“He has more moves than Dame Judith Anderson,” said William Lunch, an Oregon State University political scientist who describes Packwood as “a political chameleon.”
Packwood has often succeeded by knowing just when to switch his tactics and his political stands. “He essentially moves with the political tides,” Lunch said.
What Oregon voters like most about Packwood, however, is his toughness, Lunch said.
Packwood has a well-earned reputation “as a very, very cool, detached, rather distant kind of person,” Lunch said. But when he runs for election in Oregon, he comes across as “a sheriff who can stare down all the bad guys.”
Packwood arrived in Washington almost half his lifetime ago as an obscure state legislator who had upset incumbent Wayne Morse. “He has defined himself by being primarily an opportunist, but what else can you do in politics?” said one longtime acquaintance.
He has bucked his party in his support for abortion rights and has been an ardent ally of Israel.
But his most famous moment came when he was chairman of the Senate Finance Committee. In what has become a Capitol Hill legend, he and an aide single-handedly saved President Ronald Reagan’s tax reform effort by rewriting the bill over a pitcher of beer.
The gesture was as ironic as it was dramatic. Packwood had initially opposed the whole idea of tax overhaul, saying: “I kind of like the present tax code.”
And only three years after the tax bill was enacted, Packwood was allied with President George Bush in a drive to lower the tax rate on capital gains--which would have undone a key element of the earlier tax reform effort that is still regarded as the senator’s greatest achievement.
Similarly, Lunch said, the once-ardent environmentalist has been one of the timber industry’s chief allies in the fight over the habitat of the endangered northern spotted owl.
But for all those skills at survival, it remains to be seen whether Packwood can prevail this time.
In years past, the maximum punishment for alleged sexual improprieties might have been a round of snickering in the cloakroom. Today’s Senate is eager to prove to a skeptical public that it can discipline its own under a set of standards that are far less forgiving.
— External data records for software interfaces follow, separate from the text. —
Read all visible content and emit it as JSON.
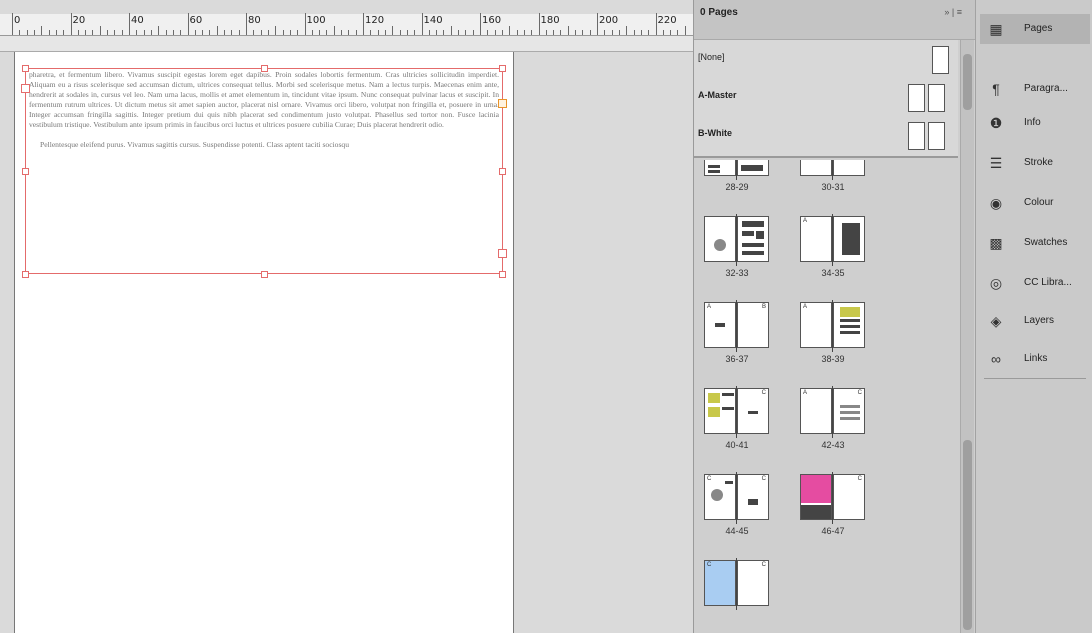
{
  "ruler": {
    "labels": [
      "0",
      "20",
      "40",
      "60",
      "80",
      "100",
      "120",
      "140",
      "160",
      "180",
      "200",
      "220"
    ]
  },
  "document": {
    "paragraph1": "pharetra, et fermentum libero. Vivamus suscipit egestas lorem eget dapibus. Proin sodales lobortis fermentum. Cras ultricies sollicitudin imperdiet. Aliquam eu a risus scelerisque sed accumsan dictum, ultrices consequat tellus. Morbi sed scelerisque metus. Nam a lectus turpis. Maecenas enim ante, hendrerit at sodales in, cursus vel leo. Nam urna lacus, mollis et amet elementum in, tincidunt vitae ipsum. Nunc consequat pulvinar lacus et suscipit. In fermentum rutrum ultrices. Ut dictum metus sit amet sapien auctor, placerat nisl ornare. Vivamus orci libero, volutpat non fringilla et, posuere in urna. Integer accumsan fringilla sagittis. Integer pretium dui quis nibh placerat sed condimentum justo volutpat. Phasellus sed tortor non. Fusce lacinia vestibulum tristique. Vestibulum ante ipsum primis in faucibus orci luctus et ultrices posuere cubilia Curae; Duis placerat hendrerit odio.",
    "paragraph2": "Pellentesque eleifend purus. Vivamus sagittis cursus. Suspendisse potenti. Class aptent taciti sociosqu"
  },
  "pages_panel": {
    "title": "0 Pages",
    "menu": "» | ≡",
    "masters": [
      {
        "label": "[None]",
        "pages": 1
      },
      {
        "label": "A-Master",
        "pages": 2
      },
      {
        "label": "B-White",
        "pages": 2
      }
    ],
    "spreads": [
      "28-29",
      "30-31",
      "32-33",
      "34-35",
      "36-37",
      "38-39",
      "40-41",
      "42-43",
      "44-45",
      "46-47"
    ]
  },
  "dock": {
    "items": [
      {
        "label": "Pages",
        "icon": "pages-icon"
      },
      {
        "label": "Paragra...",
        "icon": "paragraph-icon"
      },
      {
        "label": "Info",
        "icon": "info-icon"
      },
      {
        "label": "Stroke",
        "icon": "stroke-icon"
      },
      {
        "label": "Colour",
        "icon": "colour-icon"
      },
      {
        "label": "Swatches",
        "icon": "swatches-icon"
      },
      {
        "label": "CC Libra...",
        "icon": "cc-libraries-icon"
      },
      {
        "label": "Layers",
        "icon": "layers-icon"
      },
      {
        "label": "Links",
        "icon": "links-icon"
      }
    ]
  }
}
But even if Packwood is eventually forced out of his beloved Senate, it is clear that he plans to be of no assistance to those who would like to see him go.